April 30, 2019
WASHINGTON, (Reuters) – U.S. labor costs increased steadily in the first quarter as employers gradually raised wages for workers, pointing to moderate inflation pressures even as the labor market tightens.
The Employment Cost Index, the broadest measure of labor costs, rose 0.7 percent after advancing by the same margin in the fourth quarter, the Labor Department said on Tuesday.
That lowered the year-on-year rate of increase in the ECI to 2.8 percent. Labor costs rose 2.9 percent in the fourth quarter, which was the largest gain since June 2008.
Economists polled by Reuters had forecast the ECI would rise 0.7 percent in the January-March period.
The ECI is widely viewed by policymakers and economists as one of the better measures of labor market slack. It is also considered a better predictor of core inflation.

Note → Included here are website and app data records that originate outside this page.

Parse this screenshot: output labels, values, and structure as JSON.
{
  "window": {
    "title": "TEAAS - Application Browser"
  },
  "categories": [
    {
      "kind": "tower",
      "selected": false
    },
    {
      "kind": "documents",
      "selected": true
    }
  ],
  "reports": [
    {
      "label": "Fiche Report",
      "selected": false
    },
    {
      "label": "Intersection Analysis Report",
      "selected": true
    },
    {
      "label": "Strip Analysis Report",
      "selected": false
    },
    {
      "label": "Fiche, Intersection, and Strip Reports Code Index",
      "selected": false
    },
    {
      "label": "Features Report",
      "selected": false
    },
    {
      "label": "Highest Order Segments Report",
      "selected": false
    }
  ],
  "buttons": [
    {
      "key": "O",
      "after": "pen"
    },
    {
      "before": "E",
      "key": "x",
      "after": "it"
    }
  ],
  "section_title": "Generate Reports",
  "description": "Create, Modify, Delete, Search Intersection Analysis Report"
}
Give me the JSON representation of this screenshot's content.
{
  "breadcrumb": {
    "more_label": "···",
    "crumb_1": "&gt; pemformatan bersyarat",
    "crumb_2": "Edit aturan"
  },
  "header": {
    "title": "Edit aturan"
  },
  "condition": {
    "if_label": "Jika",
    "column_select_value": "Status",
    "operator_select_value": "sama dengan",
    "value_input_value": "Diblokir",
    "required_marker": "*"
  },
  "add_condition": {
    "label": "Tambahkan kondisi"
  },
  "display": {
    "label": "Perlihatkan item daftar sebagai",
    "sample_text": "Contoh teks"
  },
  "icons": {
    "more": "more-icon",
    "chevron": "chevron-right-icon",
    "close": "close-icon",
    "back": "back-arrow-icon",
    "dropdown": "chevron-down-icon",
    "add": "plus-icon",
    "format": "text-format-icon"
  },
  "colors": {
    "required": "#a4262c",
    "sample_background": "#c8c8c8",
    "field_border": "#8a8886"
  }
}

Gains in labor costs have remained moderate despite growing anecdotal evidence of companies struggling to find workers. The unemployment rate is hovering at 3.8 percent, close to the 3.7 percent that Federal Reserve officials projected it would be by the end of the year.
The report came on the heels of data on Monday showing a key measure of inflation increased 1.6 percent in the 12 months to March, the smallest gain in 14 months, retreating further from the Fed’s 2 percent target. The continued signs of benign inflation support the U.S. central bank’s recent decision to suspend further interest rate increases this year.
Fed officials were scheduled to start a two-day meeting policy meeting later on Tuesday. The Fed in March dropped forecasts for any rate increases this year, halting a three-year policy tightening campaign. The central bank raised borrowing costs four times in 2018.
In the first quarter, wages and salaries, which account for 70 percent of employment costs, increased 0.7 percent after rising 0.6 percent in the prior period. Wages and salaries were up 2.9 percent in the 12 months through March. That followed a 3.1 percent gain in the year through December.
Private sector wages and salaries rose 0.7 percent in the first quarter, matching the prior period’s increase. They were up 3.0 percent in the 12 months through March after rising 3.1 percent in the year through December.
State and local government wages and salaries increased 0.6 percent after a similar gain in the fourth quarter.
Benefits for all workers rose 0.7 percent in the January-March quarter, matching the fourth quarter’s increase. They were up 2.6 percent in the 12 months through March after rising 2.8 percent in the year through December.
(Reporting by Lucia Mutikani Editing by Paul Simao)